WHAT THIS TASK INVOLVES> Please restate every entry exactly. Leave out the pictures.
▬▬▬
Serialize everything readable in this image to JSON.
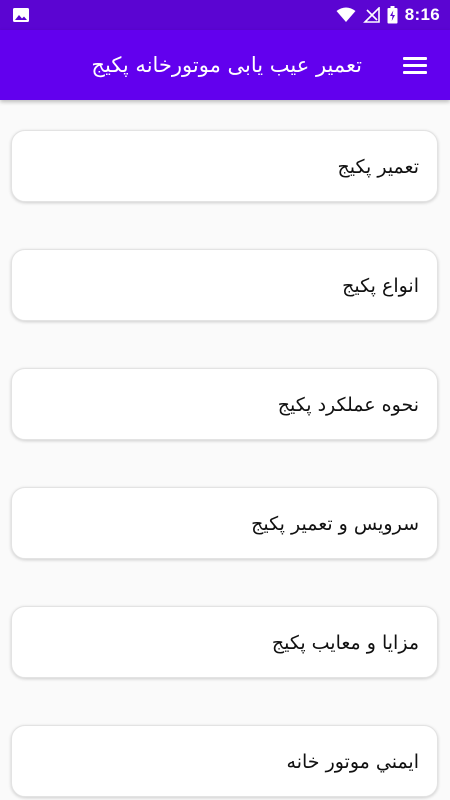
{
  "status_bar": {
    "time": "8:16",
    "icons": [
      "image-icon",
      "wifi-icon",
      "signal-icon",
      "battery-icon"
    ],
    "background_color": "#5b05d2"
  },
  "app_bar": {
    "title": "تعمیر عیب یابی موتورخانه پکیج",
    "menu_icon": "menu-icon",
    "background_color": "#6200ee"
  },
  "menu_items": [
    {
      "label": "تعمیر پکیج"
    },
    {
      "label": "انواع پکیج"
    },
    {
      "label": "نحوه عملکرد پکیج"
    },
    {
      "label": "سرویس و تعمیر پکیج"
    },
    {
      "label": "مزایا و معایب پکیج"
    },
    {
      "label": "ایمني موتور خانه"
    }
  ]
}
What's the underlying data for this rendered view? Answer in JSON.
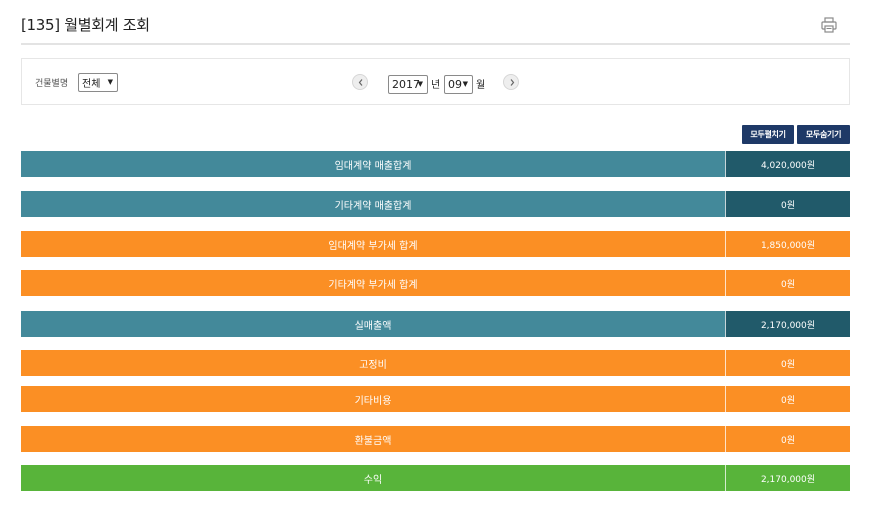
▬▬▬
RESULT>
Serialize everything readable in this image to JSON.
{
  "status_bar": {
    "time": "8:16",
    "icons": [
      "image-icon",
      "wifi-icon",
      "signal-icon",
      "battery-icon"
    ],
    "background_color": "#5b05d2"
  },
  "app_bar": {
    "title": "تعمیر عیب یابی موتورخانه پکیج",
    "menu_icon": "menu-icon",
    "background_color": "#6200ee"
  },
  "menu_items": [
    {
      "label": "تعمیر پکیج"
    },
    {
      "label": "انواع پکیج"
    },
    {
      "label": "نحوه عملکرد پکیج"
    },
    {
      "label": "سرویس و تعمیر پکیج"
    },
    {
      "label": "مزایا و معایب پکیج"
    },
    {
      "label": "ایمني موتور خانه"
    }
  ]
}
What's the underlying data for this rendered view? Answer in JSON.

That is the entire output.